Thanks for the talk!

Very entertaining talk, but with a clear message as well about how developing stuff for experts does not help in most situations. Sometimes even small changes can make things more clear. Thanks for a great opening of PHPDay

Rated 5

Alessandro Lai at 11:49 on 11 May 2018

Good and simple keynote, with a very poverful message, thank you!

Rated 5

Sadok at 11:54 on 11 May 2018

Great Talk!

Rated 5

Michelangelo at 15:27 on 11 May 2018
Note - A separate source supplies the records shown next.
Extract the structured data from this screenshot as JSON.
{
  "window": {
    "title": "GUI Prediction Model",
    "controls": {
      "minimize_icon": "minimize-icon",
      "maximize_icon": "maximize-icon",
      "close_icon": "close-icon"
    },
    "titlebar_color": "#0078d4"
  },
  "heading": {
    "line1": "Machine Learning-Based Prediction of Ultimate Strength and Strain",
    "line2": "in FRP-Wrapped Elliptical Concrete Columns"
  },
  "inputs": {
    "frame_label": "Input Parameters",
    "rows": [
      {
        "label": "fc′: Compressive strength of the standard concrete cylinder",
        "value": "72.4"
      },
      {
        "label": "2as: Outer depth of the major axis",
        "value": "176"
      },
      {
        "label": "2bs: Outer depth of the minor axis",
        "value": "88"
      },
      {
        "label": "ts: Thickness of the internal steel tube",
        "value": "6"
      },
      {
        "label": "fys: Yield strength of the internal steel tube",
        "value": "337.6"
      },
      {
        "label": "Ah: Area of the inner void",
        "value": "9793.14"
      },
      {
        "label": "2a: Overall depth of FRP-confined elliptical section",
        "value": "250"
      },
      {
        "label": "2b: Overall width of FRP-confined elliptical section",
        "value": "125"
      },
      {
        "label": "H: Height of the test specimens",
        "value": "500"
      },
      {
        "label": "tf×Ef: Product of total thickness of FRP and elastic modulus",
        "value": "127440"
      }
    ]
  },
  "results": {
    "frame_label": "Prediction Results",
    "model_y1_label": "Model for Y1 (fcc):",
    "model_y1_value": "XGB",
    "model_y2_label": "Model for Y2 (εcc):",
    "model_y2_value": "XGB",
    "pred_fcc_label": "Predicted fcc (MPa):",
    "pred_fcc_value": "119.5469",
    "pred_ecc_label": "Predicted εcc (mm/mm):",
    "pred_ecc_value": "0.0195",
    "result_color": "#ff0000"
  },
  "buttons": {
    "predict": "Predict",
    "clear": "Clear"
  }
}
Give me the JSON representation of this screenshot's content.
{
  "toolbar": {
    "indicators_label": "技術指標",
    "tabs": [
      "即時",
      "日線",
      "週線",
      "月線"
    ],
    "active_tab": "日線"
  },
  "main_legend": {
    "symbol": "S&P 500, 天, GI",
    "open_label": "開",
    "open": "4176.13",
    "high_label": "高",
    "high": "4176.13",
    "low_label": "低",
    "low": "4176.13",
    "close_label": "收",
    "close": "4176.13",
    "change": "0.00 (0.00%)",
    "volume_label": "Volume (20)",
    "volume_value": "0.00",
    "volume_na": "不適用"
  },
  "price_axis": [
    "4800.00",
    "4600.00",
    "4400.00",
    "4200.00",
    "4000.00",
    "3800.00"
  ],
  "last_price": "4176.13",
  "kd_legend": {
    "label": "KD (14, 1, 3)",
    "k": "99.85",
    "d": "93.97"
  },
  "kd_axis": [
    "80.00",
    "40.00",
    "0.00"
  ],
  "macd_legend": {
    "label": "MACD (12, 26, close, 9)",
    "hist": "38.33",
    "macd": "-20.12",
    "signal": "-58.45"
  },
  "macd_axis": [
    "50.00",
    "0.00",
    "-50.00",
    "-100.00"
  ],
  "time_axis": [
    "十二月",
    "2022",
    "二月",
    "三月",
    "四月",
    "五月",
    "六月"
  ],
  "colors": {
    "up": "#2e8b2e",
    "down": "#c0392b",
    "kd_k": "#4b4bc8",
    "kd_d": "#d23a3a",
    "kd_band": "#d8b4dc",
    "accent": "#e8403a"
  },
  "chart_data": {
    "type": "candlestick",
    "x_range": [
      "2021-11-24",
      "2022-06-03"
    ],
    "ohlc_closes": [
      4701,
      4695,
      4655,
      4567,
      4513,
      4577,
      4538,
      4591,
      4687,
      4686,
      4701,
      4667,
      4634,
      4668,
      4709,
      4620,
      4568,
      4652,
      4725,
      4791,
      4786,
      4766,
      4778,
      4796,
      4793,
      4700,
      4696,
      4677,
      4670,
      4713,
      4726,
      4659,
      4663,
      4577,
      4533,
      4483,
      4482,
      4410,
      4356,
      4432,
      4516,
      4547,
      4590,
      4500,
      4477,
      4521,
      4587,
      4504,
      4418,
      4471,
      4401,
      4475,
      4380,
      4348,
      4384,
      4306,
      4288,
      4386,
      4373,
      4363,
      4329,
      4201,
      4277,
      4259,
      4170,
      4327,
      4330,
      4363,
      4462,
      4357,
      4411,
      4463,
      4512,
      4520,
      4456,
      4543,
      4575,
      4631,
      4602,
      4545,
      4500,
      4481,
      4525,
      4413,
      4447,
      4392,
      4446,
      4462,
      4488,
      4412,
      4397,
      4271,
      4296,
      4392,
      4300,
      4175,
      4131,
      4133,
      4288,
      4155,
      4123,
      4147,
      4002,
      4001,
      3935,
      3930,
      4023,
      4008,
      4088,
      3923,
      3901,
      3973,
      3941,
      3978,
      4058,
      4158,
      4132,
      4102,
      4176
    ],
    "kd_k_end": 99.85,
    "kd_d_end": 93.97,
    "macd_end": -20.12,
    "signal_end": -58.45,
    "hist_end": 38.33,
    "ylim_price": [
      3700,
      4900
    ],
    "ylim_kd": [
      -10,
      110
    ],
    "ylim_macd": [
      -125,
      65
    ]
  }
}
Very interesting keynote!

Rated 5

Samuele Lilli at 19:28 on 11 May 2018

Nice Keynote for starting the conference.
Message it brings is really important.

Rated 3

Parossaco at 18:00 on 12 May 2018

thank you for the lesson on your stove

Rated 5

Ani Sinanaj at 21:59 on 12 May 2018

Funny and awesome

Nice talk

Great great great talk!

Rated 5

Diego Rolle at 10:45 on 17 May 2018

Fantastic talk!

Wery nice and original.